Norma Silberzahn said the donations were to buy tickets to fund-raisersheld by Malone, whose father was a longtime American Legion friend of herhusband's. It shouldn't come as a surprise, she said, that Malone would knowsome of the students he gives scholarships to.
"It's not what you know, it's who you know. We know that. It's everywherein life," she said. "If you know someone to get your money, go ahead."
Malone, a Democrat from Arbutus, agreed that some familiarity wasunavoidable, but he said he had given Silberzahn money because he is a "sharpyoung man."
"There are some kids that have scholarships from me; I've known them andtheir family my whole life," he said. "I've lived in this little town 47years. There are people who apply for scholarships. Do I know them? Sure, Iknow them."

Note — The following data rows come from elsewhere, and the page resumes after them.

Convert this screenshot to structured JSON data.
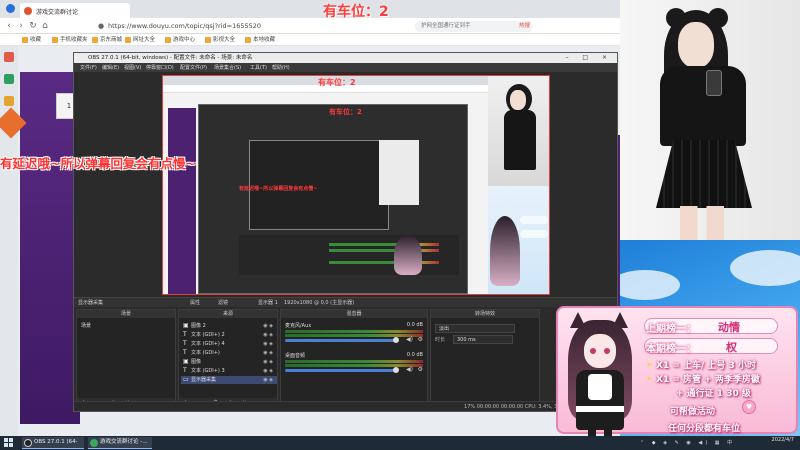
{
  "overlay": {
    "title": "有车位：2",
    "delay_notice": "有延迟哦~所以弹幕回复会有点慢~"
  },
  "browser": {
    "tab_label": "游戏交流群讨论",
    "url": "https://www.douyu.com/topic/qsj?rid=1655520",
    "search_placeholder": "护网全国通行证到手",
    "search_button": "热搜",
    "bookmarks": [
      "收藏",
      "手机收藏夹",
      "京东商城",
      "网址大全",
      "游戏中心",
      "影视大全",
      "本地收藏"
    ],
    "page_number": "1"
  },
  "obs": {
    "title": "OBS 27.0.1 (64-bit, windows) - 配置文件: 未命名 - 场景: 未命名",
    "menu": [
      "文件(F)",
      "编辑(E)",
      "视图(V)",
      "停靠窗口(D)",
      "配置文件(P)",
      "场景集合(S)",
      "工具(T)",
      "帮助(H)"
    ],
    "scene_toolbar": [
      "显示器采集",
      "属性",
      "滤镜",
      "显示器 1",
      "1920x1080 @ 0,0 (主显示器)"
    ],
    "docks": {
      "scenes": "场景",
      "sources": "来源",
      "mixer": "混音器",
      "transitions": "转场特效"
    },
    "scenes": [
      "场景"
    ],
    "sources": [
      {
        "label": "图像 2",
        "type": "image"
      },
      {
        "label": "文本 (GDI+) 2",
        "type": "text"
      },
      {
        "label": "文本 (GDI+) 4",
        "type": "text"
      },
      {
        "label": "文本 (GDI+)",
        "type": "text"
      },
      {
        "label": "图像",
        "type": "image"
      },
      {
        "label": "文本 (GDI+) 3",
        "type": "text"
      },
      {
        "label": "显示器采集",
        "type": "display"
      }
    ],
    "mixer": [
      {
        "name": "麦克风/Aux",
        "db": "0.0 dB"
      },
      {
        "name": "桌面音频",
        "db": "0.0 dB"
      }
    ],
    "transitions": {
      "type": "淡出",
      "duration_label": "时长",
      "duration": "300 ms"
    },
    "status": "17% 00:00:00  00:00:00  CPU: 3.4%, 30.00 fps"
  },
  "preview_overlay": {
    "title": "有车位：2",
    "delay_notice": "有延迟哦~所以弹幕回复会有点慢~"
  },
  "infocard": {
    "line1_label": "上期榜一：",
    "line1_value": "动情",
    "line2_label": "本期榜一：",
    "line2_value": "权",
    "perks": [
      "X1 = 上车/ 上号 3 小时",
      "X1 = 房管 + 两季季房徽",
      "+ 通行证 1 30 级",
      "可帮做活动",
      "任何分段都有车位"
    ]
  },
  "taskbar": {
    "items": [
      "OBS 27.0.1 (64-bit...",
      "游戏交流群讨论 -..."
    ],
    "time": "",
    "date": "2022/4/7"
  },
  "colors": {
    "overlay_red": "#ff3030",
    "card_pink": "#f9bad6",
    "obs_dark": "#2b2b2b",
    "brand_orange": "#e7502f"
  },
  "icons": [
    "back-icon",
    "forward-icon",
    "refresh-icon",
    "home-icon",
    "eye-icon",
    "lock-icon",
    "gear-icon",
    "speaker-icon",
    "text-icon",
    "image-icon",
    "monitor-icon",
    "windows-start-icon",
    "heart-icon"
  ]
}
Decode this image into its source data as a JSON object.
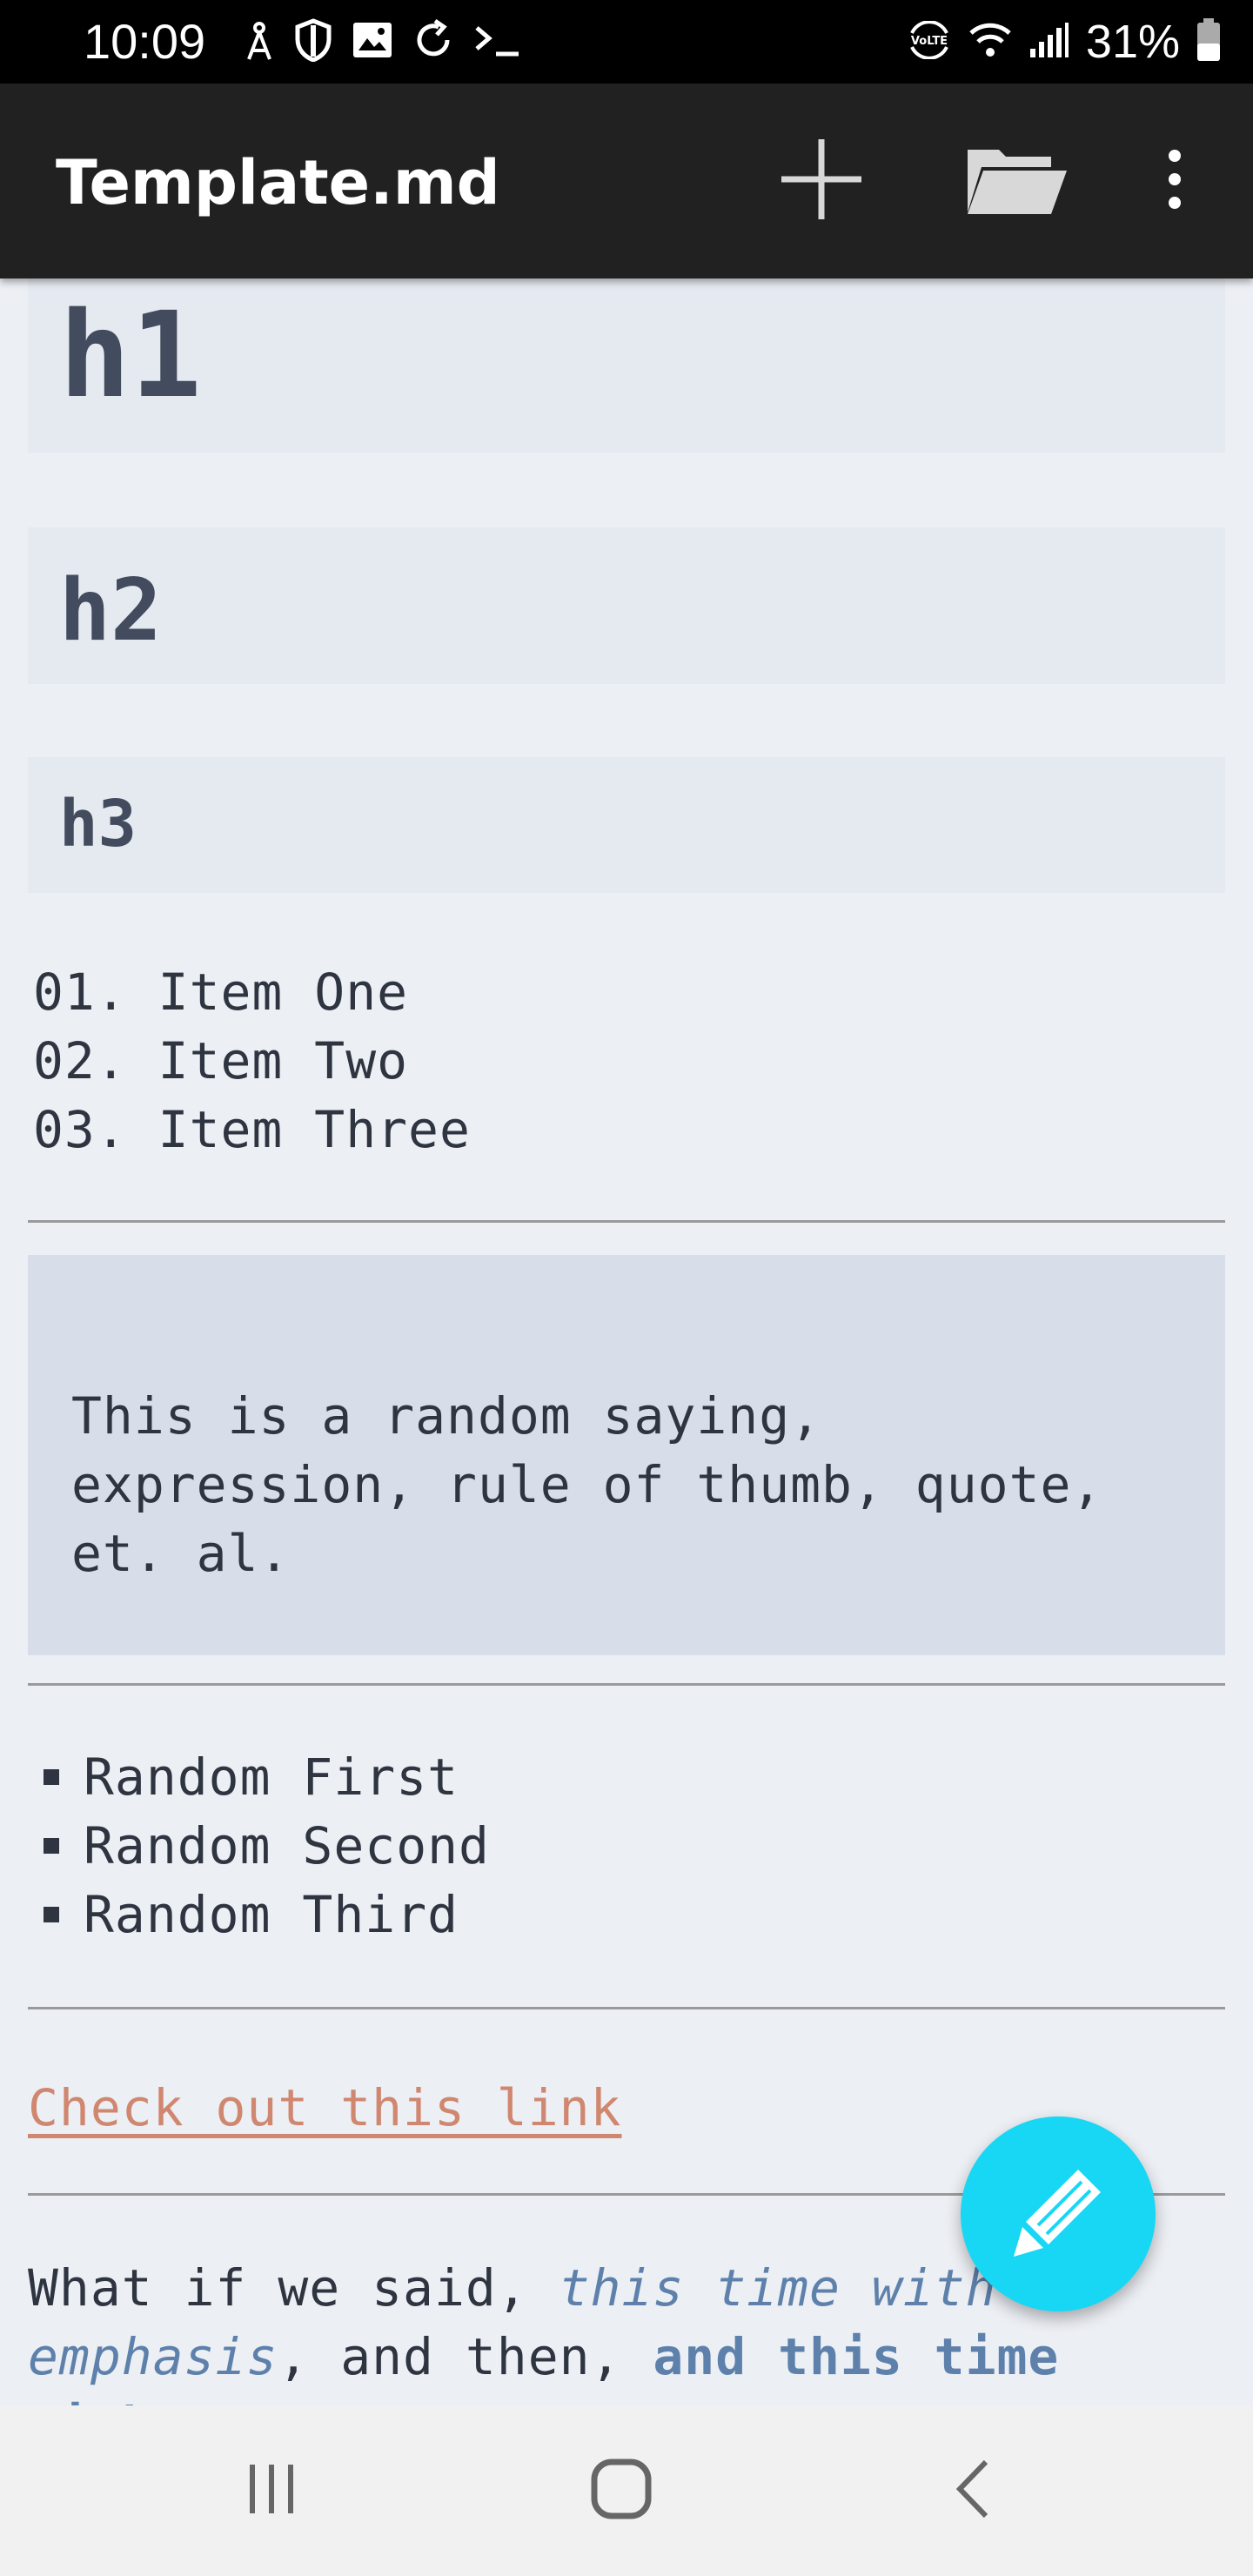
{
  "status_bar": {
    "time": "10:09",
    "battery": "31%",
    "left_icons": [
      "antenna-icon",
      "shield-icon",
      "image-icon",
      "sync-icon",
      "terminal-icon"
    ],
    "right_icons": [
      "volte-icon",
      "wifi-icon",
      "signal-icon",
      "battery-icon"
    ]
  },
  "app_bar": {
    "title": "Template.md",
    "actions": [
      "add-icon",
      "folder-open-icon",
      "more-vert-icon"
    ]
  },
  "content": {
    "h1": "h1",
    "h2": "h2",
    "h3": "h3",
    "ordered_list": [
      "01. Item One",
      "02. Item Two",
      "03. Item Three"
    ],
    "quote_lines": [
      "This is a random saying,",
      "expression, rule of thumb, quote,",
      "et. al."
    ],
    "bullet_list": [
      "Random First",
      "Random Second",
      "Random Third"
    ],
    "link_text": "Check out this link",
    "paragraph": {
      "part1": "What if we said, ",
      "emphasis": "this time with emphasis",
      "part2": ", and then, ",
      "strong": "and this time",
      "cut_off": "with ..."
    }
  },
  "fab": {
    "icon": "pencil-icon"
  },
  "nav_bar": {
    "buttons": [
      "recent-apps-icon",
      "home-icon",
      "back-icon"
    ]
  },
  "colors": {
    "background": "#eceff4",
    "app_bar": "#212121",
    "heading_box": "#e5e9f0",
    "quote_box": "#d8dee9",
    "link": "#d08770",
    "emphasis": "#5e81ac",
    "fab": "#17d7f5"
  }
}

A bill to end the program passed the House of Delegates in 1997 but failedin the Senate, where Miller led the opposition. Since then, about three dozenlegislators uncomfortable with the program have turned over their allottedmoney to state financial aid administrators to distribute to needy students.
But there has been no renewed effort to eliminate the program. "You finallyrealize you're hitting your head against the wall and can't do it," Kittlemansaid. "I'd really like to get rid of it, but I'm tired of getting beat up onit."
Critics argue that the program makes even less sense in a time of risingtuition. Because the same amount of aid is given out by lawmakers in wealthydistricts as in poor ones, the program isn't sending money where it is mostneeded, said James Browning, executive director of Common Cause Maryland.
"It represents a bad kind of equality. It assumes that the socioeconomicmakeup of any district is the same as any other," Browning said. "It's aterrible way to get the money to where it ought to go."
To increase need-based aid, Gov. Robert L. Ehrlich Jr. is seeking to endthe state's $16 million in Hope Scholarships, which go to students basedmostly on merit. He plans to shift the money into the need-based EducationAccess grants but has offered no proposal to end the legislative scholarships.
The Education Access program has the flexibility to help even middle-classfamilies if they demonstrate need, said Andrea Hunt, the state's financial aiddirector. Shifting the legislative scholarship money into Education Accesswould reduce the size of the waiting list, she said.
Critics say it is not efficient to have lawmakers hand out scholarshipmoney. Overwhelmed by applications, many appoint panels of community membersto select winners, and Hunt's office spends long hours communicating withlegislators about their selections.
Experts on higher education financing also question claims that financialaid administrators can't judge individual students' need.
"This is why we've got this huge system, to make sure money gets to thepeople who need it most," said Thomas G. Mortenson, director of PostsecondaryEducation Opportunity, a think tank based in Iowa. "It's almost a guarantee ofinappropriate treatment that the definition of need is not specified in theMaryland program."
Legislators say they are aware of the potential for abuse, but they denyany attempts to reward their colleagues or associates.
Miller said he gave money to Antonetti's sons because they were both"exceptional students." The county's former elections chief, he said, has"never been a supporter of mine."
Redmer said he had no idea that his son had gotten a scholarship fromKlausmeier. Branch said he learned only after the fact that his daughter hadwon a scholarship from McFadden.
Sfikas said he didn't remember giving money to Irby's daughter-in-law butadded, "In this district, with a history of politically involved families, wejust had a philosophy that if we helped them, we helped them. ... If theylived in the district and needed help, God bless them, we helped them."
As they defended their award selections, several legislators said theywould not put up a fight if there were another push to end the program becausethey have grown weary of the paperwork and the pressure from constituents.
"If the state took it over, it wouldn't break my heart," Klausmeier said.
Sun staff writers David Nitkin, Michael Dresser and Larry Carson contributed to this article.